To realise the full potential of digitalisation, the maritime sector must focus on behavioural change by the human element, argues Transas CEO Frank Coles.
In all the excitement surrounding the digitalisation of shipping it is easy to overlook the human element. Failing to appreciate and understand properly how people – and by extension organisations – interface with new technology can lead to poor implementation and unnecessary exposure to risk.
Technology has sometimes been described as an ecosystem. This analogy from the natural world is rather apt in a shipping environment struggling to adapt to digitalisation, where at least three species are thriving. First are the ostriches with their heads in the sand who refuse to acknowledge that change is inevitable. Second are the bees buzzing around demanding change but satisfying themselves with the nectar of new technological clichés. Third are the headless chickens that, confused and irritated by the bees, are running around without purpose or direction. What these creatures have in common is an unwillingness to evolve. In the digital context, this might be described as the CAVE (Citizens Against Virtually Everything) mentality. The enlightenment needed to find a way out the CAVE will require the background noise is turned down, so that attention can focus on why and how industry must change through practical application.
The creatures dwelling in this maritime ecosystem are stressed by increasingly stringent regulations, unremitting cost pressures and a need to co-exist with more advanced species, which populate the neighbouring habitats of logistics and the global supply chain. Oil majors are loath to charter poorly operated or maintained vessels that may imperil their reputations, while the giant retailers that fulfil consumer desires demand ever greater reliability and transparency. Furthermore, our CAVE-dwellers have begun to worry themselves sick over new viruses – in the form of cyber risks – to which they haven’t developed immunity.
To evolve, maritime organisations must adapt. However, the new, digitalised order will call for more than simply ‘physical’ adaptations in the shape of updated assets – for example the development of safer, greener and more efficient ships. Rather, behavioural changes will be necessary to evolve new operational or business models, shared decision making and greater traffic monitoring and control. These activities interact with and are influenced by technology, but strictly speaking they fall in the domain of ‘the human element’.
For one thing, behavioural adaptations among this human element will be critical to deal with cyber threats because today it is simply a fact that most attacks are facilitated by personnel, whether on ship or land, being duped into allowing rogue code to compromise a vessel or office network. Companies must tackle the problem head on by providing robust training on how to identify the tell-tale signs of an attack and staff, once trained, must exercise vigilance at all times.
The US military is a natural target for cyber-attacks, attracting millions of would-be infiltrators each month, but its systems are seldom compromised. Drawing from the experience of Admiral Hyman Rickover, the father of the nuclear fleet, it has found an answer in intense focus on training personnel in risk mitigation. To quote the man in charge of Cyber Command, Admiral Mike Rogers: “It’s about ethos. It’s about culture.
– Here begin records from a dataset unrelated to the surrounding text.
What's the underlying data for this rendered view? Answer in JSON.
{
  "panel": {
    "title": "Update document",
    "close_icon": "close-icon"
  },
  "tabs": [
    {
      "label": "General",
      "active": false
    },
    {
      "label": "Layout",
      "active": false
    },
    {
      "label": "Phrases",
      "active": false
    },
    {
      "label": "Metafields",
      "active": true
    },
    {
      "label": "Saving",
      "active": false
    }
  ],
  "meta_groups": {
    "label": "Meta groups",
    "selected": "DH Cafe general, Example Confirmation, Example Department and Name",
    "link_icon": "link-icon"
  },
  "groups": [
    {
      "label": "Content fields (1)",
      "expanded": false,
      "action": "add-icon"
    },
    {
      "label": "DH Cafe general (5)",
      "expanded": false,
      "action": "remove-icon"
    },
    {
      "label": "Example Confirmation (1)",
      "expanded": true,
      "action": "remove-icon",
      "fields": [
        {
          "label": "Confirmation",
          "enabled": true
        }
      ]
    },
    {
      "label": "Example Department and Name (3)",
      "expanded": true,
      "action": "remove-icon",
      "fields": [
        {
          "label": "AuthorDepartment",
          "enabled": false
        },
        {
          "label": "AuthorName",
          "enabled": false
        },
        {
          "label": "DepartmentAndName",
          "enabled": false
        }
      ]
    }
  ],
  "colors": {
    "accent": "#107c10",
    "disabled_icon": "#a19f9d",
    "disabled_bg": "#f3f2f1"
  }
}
How you man, train and equip your organization, how you structure it and the operational concepts that you apply.”
The civil aviation, nuclear power and burgeoning space industries have successfully created High Reliability Organizations (HRO) by maintaining a strict culture of excellence and a commitment to correct deviations before disaster as well as developing a deep awareness of their own vulnerabilities. The maritime industry – whether it knows it or not – currently adopts a higher acceptance risk. This is likely to become less tenable, because no technological fix for cyber risk is fool-proof; the only long-term solution is to reengineer how companies operate.
Of course, creating an HRO takes time. It also requires wholehearted commitment from the organisation’s CEO and management team down. Everyone in the organization must be made accountable. Training and adherence to standards is vital. Simply mouthing platitudes about ISM and some guidelines issued by class or BIMCO is not enough.
In summary, digitalisation will provide the maritime sector with a platform to interact with modern e-commerce companies and charterers, which will ensure its survival and continued relevance in the coming decades, at the same time offering the potential to deliver safer, greener and more efficient carrier operations. We should not allow its limitations – primarily its susceptibility to cyber risk – to frighten us away from technology. By investing in the human element, the risks can be managed and our industry too can join the ranks of High Reliability Organisations, whilst reaping the benefits of digital operations.